I remember an incident back in middle school. I had got a ‘D’ in one of my classes. It generated such anxiety that I doctored my report card. With a couple of well placed dots penciled in on the dot matrix printout I changed the grade from the ‘D’ to a ‘B’. I knew it was wrong, but the fear of failure was dominating. Even though my parents had never set any expectations for grades – they had always wanted me to just do my best – I had nevertheless internalized the stigma of failure from other social contexts.
The message we all, student or professional, get every waking moment is clear even if it is just implied: hit the target. It does not matter how. Anything less is not only worthless but it will bring negative consequences. What we fail to grasp is the fact that just as you cannot inspect quality into a product, you cannot test knowledge into a student. Trying to do it just fosters our present culture wherein we are all afraid to take chances and risk failure.
We must shift our focus upstream to the learning process. We must be taught how to learn beyond just what to learn. All of us have to understand how knowledge is built and then use that process to grow our own knowledge. That process, the learning cycle, is elegantly expressed by Dr. Shewhart and Dr. Deming: PDSA or Plan-Do-Study-Act. Its deceptive simplicity hides the profound impact it has had in growing human knowledge.
Make a guess at the solution to the problem you’re facing and plan a way to test your guess. Following the plan, actually do the test; carry it out. Study the result by comparing it against your guess. Do they match each other? How you act, depends on the answer. If the result matches your guess, you have confirmation of your guess. If not, you will need to modify your guess with the new found data and run through the cycle once more. Either way, you have increased your knowledge. There is no failure!
How many cycles it takes to understand the nature of the problem we face depends on how good our initial guess is. We must afford everyone the opportunity to run through as many cycles as they need without judging them as a success or a failure based on the outcome of any given iteration of the cycle. Doing so is a way to kill intrinsic curiosity and stop the learning process cold. If we want people to take risks, then we have to foster an environment of experimentation and cooperation.
Life is a journey, not a destination. — Ralph Waldo Emerson

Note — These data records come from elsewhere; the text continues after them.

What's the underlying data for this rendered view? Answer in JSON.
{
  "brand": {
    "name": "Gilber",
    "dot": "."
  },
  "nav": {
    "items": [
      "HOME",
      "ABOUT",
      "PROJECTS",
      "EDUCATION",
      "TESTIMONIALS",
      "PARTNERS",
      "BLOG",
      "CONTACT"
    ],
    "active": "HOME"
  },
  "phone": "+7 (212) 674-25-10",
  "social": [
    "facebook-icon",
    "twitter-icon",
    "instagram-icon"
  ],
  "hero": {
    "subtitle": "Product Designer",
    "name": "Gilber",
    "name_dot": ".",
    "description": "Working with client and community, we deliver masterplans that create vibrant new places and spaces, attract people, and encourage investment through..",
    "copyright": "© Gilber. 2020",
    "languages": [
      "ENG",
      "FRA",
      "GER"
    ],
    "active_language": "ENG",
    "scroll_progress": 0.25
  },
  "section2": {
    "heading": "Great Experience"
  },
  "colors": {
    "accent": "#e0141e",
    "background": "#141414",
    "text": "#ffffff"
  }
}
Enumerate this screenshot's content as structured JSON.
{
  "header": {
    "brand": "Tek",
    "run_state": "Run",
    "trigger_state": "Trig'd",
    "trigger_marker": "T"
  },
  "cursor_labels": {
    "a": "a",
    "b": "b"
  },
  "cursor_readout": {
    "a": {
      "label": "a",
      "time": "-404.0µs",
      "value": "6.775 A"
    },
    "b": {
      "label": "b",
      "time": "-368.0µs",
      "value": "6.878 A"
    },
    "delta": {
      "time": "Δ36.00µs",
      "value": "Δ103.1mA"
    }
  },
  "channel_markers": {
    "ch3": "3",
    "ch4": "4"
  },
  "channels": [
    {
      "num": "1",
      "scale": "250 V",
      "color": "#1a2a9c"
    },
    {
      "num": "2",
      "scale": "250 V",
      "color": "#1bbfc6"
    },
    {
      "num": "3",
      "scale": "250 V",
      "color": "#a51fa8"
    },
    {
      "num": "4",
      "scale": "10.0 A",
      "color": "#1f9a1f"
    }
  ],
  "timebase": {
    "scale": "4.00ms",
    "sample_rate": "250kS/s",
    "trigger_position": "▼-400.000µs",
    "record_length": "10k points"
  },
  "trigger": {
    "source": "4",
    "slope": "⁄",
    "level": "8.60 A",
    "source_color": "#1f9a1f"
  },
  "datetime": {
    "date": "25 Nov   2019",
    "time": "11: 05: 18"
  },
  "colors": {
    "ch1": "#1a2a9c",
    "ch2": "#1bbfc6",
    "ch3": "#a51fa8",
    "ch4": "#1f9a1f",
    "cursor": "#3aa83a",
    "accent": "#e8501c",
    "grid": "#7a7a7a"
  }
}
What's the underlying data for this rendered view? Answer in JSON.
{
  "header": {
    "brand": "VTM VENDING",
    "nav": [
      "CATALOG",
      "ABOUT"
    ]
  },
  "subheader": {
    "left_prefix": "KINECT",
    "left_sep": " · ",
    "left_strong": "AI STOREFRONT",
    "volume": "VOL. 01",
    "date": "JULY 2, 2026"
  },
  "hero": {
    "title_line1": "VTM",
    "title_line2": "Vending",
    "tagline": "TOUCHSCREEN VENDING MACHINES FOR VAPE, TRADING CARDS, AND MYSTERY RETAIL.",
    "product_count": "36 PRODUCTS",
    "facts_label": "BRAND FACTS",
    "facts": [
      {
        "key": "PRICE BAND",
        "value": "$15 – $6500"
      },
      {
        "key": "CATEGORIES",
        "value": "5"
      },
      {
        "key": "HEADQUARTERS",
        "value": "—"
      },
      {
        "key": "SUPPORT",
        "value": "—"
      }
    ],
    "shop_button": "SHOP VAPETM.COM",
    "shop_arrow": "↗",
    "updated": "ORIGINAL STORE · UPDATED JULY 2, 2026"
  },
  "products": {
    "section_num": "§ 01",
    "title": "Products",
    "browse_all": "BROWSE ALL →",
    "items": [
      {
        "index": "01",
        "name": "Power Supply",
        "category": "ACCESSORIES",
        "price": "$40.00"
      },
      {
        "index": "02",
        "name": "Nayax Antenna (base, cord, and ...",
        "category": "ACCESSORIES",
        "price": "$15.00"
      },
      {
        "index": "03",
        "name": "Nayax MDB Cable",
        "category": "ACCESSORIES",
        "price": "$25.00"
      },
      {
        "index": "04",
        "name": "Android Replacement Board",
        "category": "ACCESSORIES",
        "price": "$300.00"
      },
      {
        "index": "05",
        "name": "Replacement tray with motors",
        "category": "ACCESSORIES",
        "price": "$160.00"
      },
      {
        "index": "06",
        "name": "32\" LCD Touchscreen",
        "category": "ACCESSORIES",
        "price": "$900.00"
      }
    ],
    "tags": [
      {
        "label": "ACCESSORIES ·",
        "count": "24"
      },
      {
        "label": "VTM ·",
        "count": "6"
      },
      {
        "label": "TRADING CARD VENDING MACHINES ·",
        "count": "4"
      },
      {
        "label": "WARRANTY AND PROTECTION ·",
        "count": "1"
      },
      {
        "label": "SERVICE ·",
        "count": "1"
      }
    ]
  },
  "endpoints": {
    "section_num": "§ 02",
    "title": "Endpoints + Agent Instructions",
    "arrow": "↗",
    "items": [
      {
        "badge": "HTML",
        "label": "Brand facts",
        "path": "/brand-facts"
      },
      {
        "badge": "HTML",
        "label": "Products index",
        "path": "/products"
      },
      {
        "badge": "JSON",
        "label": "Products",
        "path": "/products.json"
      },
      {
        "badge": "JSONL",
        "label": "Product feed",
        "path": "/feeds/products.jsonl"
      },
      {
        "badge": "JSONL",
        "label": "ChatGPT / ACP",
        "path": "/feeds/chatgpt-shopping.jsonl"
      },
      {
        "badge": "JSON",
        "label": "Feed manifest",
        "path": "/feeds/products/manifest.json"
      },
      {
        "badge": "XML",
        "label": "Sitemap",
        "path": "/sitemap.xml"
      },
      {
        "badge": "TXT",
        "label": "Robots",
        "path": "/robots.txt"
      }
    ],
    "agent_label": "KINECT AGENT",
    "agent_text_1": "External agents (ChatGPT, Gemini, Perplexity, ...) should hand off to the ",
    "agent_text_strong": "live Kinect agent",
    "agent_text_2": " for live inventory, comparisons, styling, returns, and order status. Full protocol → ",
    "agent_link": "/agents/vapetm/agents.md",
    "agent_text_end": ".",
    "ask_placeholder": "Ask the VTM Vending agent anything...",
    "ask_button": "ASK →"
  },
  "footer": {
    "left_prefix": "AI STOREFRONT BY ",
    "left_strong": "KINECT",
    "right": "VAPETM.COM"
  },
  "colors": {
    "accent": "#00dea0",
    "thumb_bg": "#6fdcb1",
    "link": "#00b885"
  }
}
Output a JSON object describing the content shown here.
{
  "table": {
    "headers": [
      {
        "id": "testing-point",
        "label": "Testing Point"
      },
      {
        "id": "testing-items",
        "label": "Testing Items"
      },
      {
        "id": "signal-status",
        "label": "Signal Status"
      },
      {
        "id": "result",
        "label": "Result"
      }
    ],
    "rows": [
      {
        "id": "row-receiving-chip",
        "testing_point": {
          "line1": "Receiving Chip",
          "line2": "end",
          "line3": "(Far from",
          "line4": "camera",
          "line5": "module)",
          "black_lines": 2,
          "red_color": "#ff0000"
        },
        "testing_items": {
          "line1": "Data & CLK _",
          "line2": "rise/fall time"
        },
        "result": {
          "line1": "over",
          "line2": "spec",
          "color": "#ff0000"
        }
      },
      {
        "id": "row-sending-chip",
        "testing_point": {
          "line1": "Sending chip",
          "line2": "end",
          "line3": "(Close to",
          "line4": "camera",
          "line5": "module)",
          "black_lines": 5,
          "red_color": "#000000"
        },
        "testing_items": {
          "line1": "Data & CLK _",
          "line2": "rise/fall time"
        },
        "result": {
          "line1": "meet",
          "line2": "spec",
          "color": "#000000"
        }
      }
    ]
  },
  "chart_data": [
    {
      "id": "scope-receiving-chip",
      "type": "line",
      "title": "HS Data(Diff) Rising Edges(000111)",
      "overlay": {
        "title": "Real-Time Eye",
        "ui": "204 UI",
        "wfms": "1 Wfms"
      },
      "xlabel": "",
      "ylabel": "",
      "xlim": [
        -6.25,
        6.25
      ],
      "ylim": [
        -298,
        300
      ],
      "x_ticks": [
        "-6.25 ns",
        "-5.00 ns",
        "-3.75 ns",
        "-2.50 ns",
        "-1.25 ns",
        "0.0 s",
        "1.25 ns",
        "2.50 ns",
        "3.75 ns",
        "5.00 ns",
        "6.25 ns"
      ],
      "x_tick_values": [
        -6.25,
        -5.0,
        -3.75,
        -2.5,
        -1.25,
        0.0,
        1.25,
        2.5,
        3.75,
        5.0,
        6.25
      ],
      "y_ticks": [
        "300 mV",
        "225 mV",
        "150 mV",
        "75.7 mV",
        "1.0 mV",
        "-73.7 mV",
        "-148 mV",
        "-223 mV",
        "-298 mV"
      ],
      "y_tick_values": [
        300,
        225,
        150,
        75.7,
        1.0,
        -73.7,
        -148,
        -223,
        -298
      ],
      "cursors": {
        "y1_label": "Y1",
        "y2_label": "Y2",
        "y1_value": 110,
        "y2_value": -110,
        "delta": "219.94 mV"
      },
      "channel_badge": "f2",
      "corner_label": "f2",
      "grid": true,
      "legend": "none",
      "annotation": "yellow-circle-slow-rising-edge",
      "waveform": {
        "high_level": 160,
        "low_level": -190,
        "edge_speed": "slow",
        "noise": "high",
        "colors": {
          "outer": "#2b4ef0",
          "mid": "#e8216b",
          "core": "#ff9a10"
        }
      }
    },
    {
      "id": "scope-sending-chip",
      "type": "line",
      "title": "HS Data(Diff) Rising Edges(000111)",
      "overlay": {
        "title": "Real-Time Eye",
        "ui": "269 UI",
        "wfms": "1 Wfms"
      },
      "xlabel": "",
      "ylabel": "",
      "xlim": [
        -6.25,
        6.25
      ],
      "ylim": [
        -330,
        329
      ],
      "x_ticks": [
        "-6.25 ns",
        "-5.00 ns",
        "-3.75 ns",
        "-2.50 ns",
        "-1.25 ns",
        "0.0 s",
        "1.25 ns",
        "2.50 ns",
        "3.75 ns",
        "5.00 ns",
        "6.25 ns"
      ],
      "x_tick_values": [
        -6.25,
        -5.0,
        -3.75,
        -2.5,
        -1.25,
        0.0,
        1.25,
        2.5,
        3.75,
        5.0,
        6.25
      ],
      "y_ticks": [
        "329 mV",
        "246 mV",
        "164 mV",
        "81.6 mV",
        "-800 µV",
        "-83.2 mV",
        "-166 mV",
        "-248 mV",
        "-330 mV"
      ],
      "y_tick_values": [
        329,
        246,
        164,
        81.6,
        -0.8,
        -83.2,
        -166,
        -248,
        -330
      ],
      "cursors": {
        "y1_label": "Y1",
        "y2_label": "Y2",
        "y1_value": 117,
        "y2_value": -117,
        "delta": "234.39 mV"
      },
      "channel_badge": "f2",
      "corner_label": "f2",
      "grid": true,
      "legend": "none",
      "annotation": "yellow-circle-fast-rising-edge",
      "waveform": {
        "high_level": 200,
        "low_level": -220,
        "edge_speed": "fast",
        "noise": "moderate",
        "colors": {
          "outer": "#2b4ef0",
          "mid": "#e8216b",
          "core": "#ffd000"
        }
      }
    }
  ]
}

Left alone, a process in the Ideal State will migrate toward the State of Chaos over time. Wear and tear of parts in use will lead to breakdowns and failures. Even mothballed machines cannot escape deterioration and decay caused by the environment. Entropy affects everything.
However, the effects of entropy can be repaired. Signatures of deterioration and failure made apparent by process control charts provide clues as to what repairs need to be made when. But, a process isn’t affected just by entropy. Other assignable causes keep it from operating in a predictable fashion. Replacing worn out parts might pull a process out from the State of Chaos back to the Brink of Chaos, but it’s just a matter of time before it returns to it.
Process managers, through the proper use of process control charts, must counteract the effects of entropy and assignable causes to help their processes achieve the ideal state and stay there. This is a never ending cycle.
Note: I learned this material from reading Dr. Wheeler’s writings. My post is intended to reflect my current understanding. None of the ideas herein are original to me. Any errors are my failures alone.
- Wheeler, Donald J. and David S. Chambers. Understanding Statistical Process Control. Knoxville, TN: SPC Press, Inc. 1986. Print. ISBN 0-945320-01-9
- Wheeler, Donald J. The Four Possibilities for Any Process. Quality Digest. 1997. Web. http://www.qualitydigest.com/dec97/html/spctool.html